I’ve been told a number of times by those who have led me through tests based on the Myers-Briggs Temperament Indicator that I’m an INFP.
I’ve read that the NF temperament group represents about 21% of the population (and INFPs make up only 4%), but makes up an enormous percentage of those who go away on silent retreats and quiet days. It also represents (I don’t remember the exact figure) a fairly large percentage of Anglican priests, at least in Canada and the USA.
The reasons aren’t hard to find. We INFPs like prayer and ‘spirituality’ and are comfortable in reflection and self-examination. We are idealists who want to make the world a better place and who want to live in harmony with our own inner values. We have a high regard for individual integrity and place a premium on good harmonious relationships. We like helping other people and we tend to get a lot of our self-worth out of the good opinion of other people as well. We’re not good detail people – we’re more attuned to the ‘big picture’ – and we’re more comfortable with symbol and mystery than reason and logic. And we tend to make our decisions based on what feels right to us rather than on any external moral code.
Our strengths include our aptitude for self-examination and self-knowledge, our sense of justice, our desire to live in conformity with our own inner values, and our natural sympathy for others, especially the suffering and marginalised. Our weaknesses include our limitless capacity for self-absorption and our tendency to miss the details of the outer world that are obvious to the other 79% (take it from me, we NFs are never more true to ourselves than when we are living inside our own heads. Just having to come out into the outer world is a compromise!).
We NF clergy tend to gravitate naturally toward individuals in our parishes who share our temperament – we sense that they are ‘kindred spirits’ – and if we aren’t careful we find ourselves spending inordinate amounts of time with those folks and neglecting the rest.
And – remember this – we represent about 21% of the population as a whole.
This isn’t a problem when we remember that we are a minority, and do our best to stretch our ministries to serve the other 79% as well. If we’re wise, we gather leadership teams made up of people of other temperaments: good detail people, practical builders, people who can make plans and work them, people who respond to reason and logic and who notice when light bulbs are burned out and snow needs shovelling. And we prepare our sermons and carry out our ministries with an eye to nourishing people of all temperaments.

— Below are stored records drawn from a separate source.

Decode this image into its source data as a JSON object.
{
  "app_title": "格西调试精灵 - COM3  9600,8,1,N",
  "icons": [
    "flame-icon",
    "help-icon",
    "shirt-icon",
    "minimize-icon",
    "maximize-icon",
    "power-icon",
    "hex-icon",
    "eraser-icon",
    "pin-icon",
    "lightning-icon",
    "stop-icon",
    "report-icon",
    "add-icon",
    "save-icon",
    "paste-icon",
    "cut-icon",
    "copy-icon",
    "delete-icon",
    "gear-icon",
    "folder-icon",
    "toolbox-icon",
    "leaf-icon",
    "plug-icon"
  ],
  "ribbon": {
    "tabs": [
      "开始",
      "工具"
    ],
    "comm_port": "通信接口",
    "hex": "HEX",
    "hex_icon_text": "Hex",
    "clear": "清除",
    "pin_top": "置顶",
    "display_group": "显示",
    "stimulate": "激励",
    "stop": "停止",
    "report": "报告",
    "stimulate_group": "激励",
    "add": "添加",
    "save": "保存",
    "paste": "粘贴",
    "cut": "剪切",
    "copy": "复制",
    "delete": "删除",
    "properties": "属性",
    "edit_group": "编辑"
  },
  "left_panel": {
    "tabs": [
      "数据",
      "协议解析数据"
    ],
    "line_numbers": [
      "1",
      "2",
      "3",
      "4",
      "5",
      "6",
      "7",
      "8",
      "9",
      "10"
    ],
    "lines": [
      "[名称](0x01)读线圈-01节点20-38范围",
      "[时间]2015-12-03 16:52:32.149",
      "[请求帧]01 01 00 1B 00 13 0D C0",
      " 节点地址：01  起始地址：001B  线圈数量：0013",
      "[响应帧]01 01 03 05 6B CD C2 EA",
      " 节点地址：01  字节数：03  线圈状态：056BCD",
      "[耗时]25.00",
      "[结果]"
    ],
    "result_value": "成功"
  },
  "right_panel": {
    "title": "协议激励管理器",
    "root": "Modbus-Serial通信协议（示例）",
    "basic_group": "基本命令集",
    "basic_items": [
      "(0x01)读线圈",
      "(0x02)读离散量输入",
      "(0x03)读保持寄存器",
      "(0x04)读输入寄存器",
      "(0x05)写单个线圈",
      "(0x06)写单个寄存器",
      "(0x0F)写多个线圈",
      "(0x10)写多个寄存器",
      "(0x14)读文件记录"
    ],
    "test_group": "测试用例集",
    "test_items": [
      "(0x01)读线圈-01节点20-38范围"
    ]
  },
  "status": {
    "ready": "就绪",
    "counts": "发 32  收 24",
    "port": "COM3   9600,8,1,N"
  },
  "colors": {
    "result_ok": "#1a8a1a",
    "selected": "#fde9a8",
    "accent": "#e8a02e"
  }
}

Sometimes, however (I say this as one who has often failed in this regard), this doesn’t happen. Sometimes all that’s going on in our INFP churches (because that’s what they become) is activities and ministries that nurture people’s deep inner spiritual journeys. And those who need order and tradition, or those who love logical thinking, or those who ‘think with their hands’ (to use Margaret Craven’s memorable phrase) with hammer and nails and two by fours, or those who struggle with private prayer and find prayer with others much more natural, or those who want to do evangelism or actually organise an effective social justice program that works well – those folks shrivel up and die, because the church isn’t doing anything to guide them in pathways of spiritual growth that are natural to them.
The Anglican Church of Canada sets a high priority, it seems to me, on being an ‘inclusive’ church in which everyone can feel welcome and no-one should be left out or marginalised. And yet it seems very clear to me that it is INFP spirituality that tends to be given pride of place in our church. Often, our clergy just do not know how to act as spiritual mentors for people of other temperaments. And our diocesan leadership, often, is not much better. Just look at how many dioceses offer their clergy, as the one mandated form of spiritual renewal per year, a silent retreat. Remember – 21% are NFs. My observation is that this is approximately the percentage of attendees at clergy retreats who actually observe the rule of silence. The rest, at some point, slip off to find someone to talk to.
Some say that it is unrealistic for us to try to be a church for everyone; NFs need a church too, and maybe that’s our Anglican vocation, to be a safe place for these idealistic and sensitive souls. To which I reply firstly, fair enough, but then let’s stop talking about being inclusive when we have no intention of making allowances for the other 79%. And secondly, this is not the historic Anglican vision. The Church of England, from which we spring, saw itself as the Church for all the people of England. The 16th century Elizabethan Settlement aimed at bringing as wide a percentage of the population as possible into the national Church.
I think the Anglican way of following Jesus actually has a lot to offer people of all temperaments. Our balance of Word and Sacrament appeals to people who like logic and people who like symbol. Our missionary tradition and our strong support for social justice appeal to people who believe in evangelism and also to people who believe in political action and making the world a better place. Our balance of common, ordered prayer and respect for the contemplative life appeals to both extraverts and introverts.
I want the Anglican church to reach out to everyone, not just the 21% of the population who happen to be NFs. And I think a good first step would be for those of us who are in leadership to recognise and acknowledge the problem and ask for help – from people of all temperaments – to build a church that is truly inclusive of all.